The data shown below were collected from the profiles of 5 tweeters who shared this research output. Click here to find out more about how the information was compiled.

Mendeley readers

The data shown below were compiled from readership statistics for 48 Mendeley readers of this research output. Click here to see the associated Mendeley record.

Geographical breakdown

Country Count As %
Unknown 48 100%

Demographic breakdown

Readers by professional status Count As %
Student > Master 16 33%
Researcher 6 13%
Student > Bachelor 5 10%
Student > Ph. D. Student 5 10%
Student > Doctoral Student 4 8%
Other 3 6%
Unknown 9 19%
Readers by discipline Count As %
Agricultural and Biological Sciences 18 38%
Environmental Science 14 29%
Linguistics 1 2%
Business, Management and Accounting 1 2%
Earth and Planetary Sciences 1 2%
Other 1 2%
Unknown 12 25%

Attention Score in Context

This research output has an Altmetric Attention Score of 7. This is our high-level measure of the quality and quantity of online attention that it has received. This Attention Score, as well as the ranking and number of research outputs shown below, was calculated when the research output was last mentioned on 01 August 2018.
All research outputs
#3,093,838
of 17,360,236 outputs
Outputs from PLOS ONE
#39,585
of 164,873 outputs
Outputs of similar age
#57,594
of 269,389 outputs
Outputs of similar age from PLOS ONE
#1,290
of 4,864 outputs
Altmetric has tracked 17,360,236 research outputs across all sources so far. Compared to these this one has done well and is in the 81st percentile: it's in the top 25% of all research outputs ever tracked by Altmetric.
So far Altmetric has tracked 164,873 research outputs from this source. They typically receive a lot more attention than average, with a mean Attention Score of 13.5. This one has done well, scoring higher than 75% of its peers.
Older research outputs will score higher simply because they've had more time to accumulate mentions. To account for age we can compare this Altmetric Attention Score to the 269,389 tracked outputs that were published within six weeks on either side of this one in any source. This one has done well, scoring higher than 77% of its contemporaries.
We're also able to compare this research output to 4,864 others from the same source and published within six weeks on either side of this one.

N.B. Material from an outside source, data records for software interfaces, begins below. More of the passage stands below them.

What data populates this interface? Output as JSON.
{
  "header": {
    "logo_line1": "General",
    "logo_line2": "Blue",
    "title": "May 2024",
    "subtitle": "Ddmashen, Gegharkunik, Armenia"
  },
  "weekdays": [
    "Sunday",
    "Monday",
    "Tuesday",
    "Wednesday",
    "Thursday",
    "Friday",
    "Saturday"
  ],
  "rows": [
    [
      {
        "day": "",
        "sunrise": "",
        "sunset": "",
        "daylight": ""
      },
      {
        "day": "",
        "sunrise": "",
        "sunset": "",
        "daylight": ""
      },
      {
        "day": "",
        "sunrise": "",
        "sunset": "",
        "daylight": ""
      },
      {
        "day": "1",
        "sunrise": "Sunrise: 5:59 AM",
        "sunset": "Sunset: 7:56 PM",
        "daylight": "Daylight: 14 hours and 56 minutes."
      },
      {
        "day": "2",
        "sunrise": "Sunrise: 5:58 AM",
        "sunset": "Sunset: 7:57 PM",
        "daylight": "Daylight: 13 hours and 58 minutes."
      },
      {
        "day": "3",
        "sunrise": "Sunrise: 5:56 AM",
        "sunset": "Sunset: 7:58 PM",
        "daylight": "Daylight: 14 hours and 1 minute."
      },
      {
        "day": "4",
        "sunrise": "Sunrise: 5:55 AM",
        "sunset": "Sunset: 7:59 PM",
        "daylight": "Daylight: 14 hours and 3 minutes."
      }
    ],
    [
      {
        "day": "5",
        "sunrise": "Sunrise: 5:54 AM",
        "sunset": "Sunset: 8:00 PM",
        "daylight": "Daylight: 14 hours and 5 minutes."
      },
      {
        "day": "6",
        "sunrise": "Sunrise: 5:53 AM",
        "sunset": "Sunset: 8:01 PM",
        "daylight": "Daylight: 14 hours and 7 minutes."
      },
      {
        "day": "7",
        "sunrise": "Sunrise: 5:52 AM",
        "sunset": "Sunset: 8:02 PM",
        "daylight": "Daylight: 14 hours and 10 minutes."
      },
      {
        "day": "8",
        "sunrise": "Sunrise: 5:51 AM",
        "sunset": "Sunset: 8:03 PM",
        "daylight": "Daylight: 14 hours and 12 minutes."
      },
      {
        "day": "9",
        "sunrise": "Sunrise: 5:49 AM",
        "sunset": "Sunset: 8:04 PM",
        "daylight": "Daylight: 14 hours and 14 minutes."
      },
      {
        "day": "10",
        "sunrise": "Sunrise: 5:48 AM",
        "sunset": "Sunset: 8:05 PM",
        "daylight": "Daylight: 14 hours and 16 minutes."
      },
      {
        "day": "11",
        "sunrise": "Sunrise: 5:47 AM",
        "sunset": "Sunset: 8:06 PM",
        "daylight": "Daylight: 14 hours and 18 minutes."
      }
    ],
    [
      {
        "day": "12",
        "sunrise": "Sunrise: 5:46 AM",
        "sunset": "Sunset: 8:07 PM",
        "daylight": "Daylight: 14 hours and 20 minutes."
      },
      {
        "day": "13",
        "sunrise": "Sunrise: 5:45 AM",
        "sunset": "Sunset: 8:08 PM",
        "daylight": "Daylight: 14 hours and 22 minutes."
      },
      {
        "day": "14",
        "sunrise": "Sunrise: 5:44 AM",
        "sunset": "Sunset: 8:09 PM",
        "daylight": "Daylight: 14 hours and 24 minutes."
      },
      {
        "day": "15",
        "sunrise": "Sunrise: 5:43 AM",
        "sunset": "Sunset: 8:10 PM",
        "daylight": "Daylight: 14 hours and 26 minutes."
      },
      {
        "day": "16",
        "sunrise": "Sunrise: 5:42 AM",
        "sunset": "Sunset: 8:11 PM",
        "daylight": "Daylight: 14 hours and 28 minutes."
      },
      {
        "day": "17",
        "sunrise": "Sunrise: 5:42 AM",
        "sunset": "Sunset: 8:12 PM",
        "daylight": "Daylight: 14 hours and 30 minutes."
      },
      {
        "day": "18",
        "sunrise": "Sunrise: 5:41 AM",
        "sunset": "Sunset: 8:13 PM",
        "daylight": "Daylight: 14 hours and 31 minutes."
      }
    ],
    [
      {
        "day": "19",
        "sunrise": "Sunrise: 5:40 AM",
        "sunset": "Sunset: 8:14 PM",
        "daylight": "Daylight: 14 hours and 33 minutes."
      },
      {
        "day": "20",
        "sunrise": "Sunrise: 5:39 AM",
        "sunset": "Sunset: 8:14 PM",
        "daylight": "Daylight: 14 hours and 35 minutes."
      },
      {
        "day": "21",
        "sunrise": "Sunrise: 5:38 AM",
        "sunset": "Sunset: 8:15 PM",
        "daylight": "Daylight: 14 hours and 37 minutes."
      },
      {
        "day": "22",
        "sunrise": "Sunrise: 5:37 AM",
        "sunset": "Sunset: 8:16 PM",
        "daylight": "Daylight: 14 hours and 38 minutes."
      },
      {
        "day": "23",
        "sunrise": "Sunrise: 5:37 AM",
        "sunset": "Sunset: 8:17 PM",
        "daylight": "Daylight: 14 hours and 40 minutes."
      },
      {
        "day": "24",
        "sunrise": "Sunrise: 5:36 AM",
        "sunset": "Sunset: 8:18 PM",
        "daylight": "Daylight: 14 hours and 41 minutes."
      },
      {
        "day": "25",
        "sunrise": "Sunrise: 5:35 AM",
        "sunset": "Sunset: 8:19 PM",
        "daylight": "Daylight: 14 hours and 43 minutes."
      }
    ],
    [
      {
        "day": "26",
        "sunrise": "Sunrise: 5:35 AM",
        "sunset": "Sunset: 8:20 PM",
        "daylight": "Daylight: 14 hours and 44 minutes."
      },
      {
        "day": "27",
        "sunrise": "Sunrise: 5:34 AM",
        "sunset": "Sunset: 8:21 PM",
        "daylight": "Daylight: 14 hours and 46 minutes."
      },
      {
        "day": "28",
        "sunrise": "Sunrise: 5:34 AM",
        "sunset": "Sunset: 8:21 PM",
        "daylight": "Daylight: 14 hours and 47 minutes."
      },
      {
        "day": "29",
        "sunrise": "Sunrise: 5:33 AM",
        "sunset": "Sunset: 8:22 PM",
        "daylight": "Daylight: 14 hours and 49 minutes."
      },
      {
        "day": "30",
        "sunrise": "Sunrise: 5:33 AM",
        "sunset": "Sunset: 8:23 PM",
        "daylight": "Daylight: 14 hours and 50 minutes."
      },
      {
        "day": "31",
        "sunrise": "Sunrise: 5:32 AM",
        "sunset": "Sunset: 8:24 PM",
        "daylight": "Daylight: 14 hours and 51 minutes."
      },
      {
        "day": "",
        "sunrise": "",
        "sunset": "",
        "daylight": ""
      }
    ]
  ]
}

This one has gotten more attention than average, scoring higher than 72% of its contemporaries.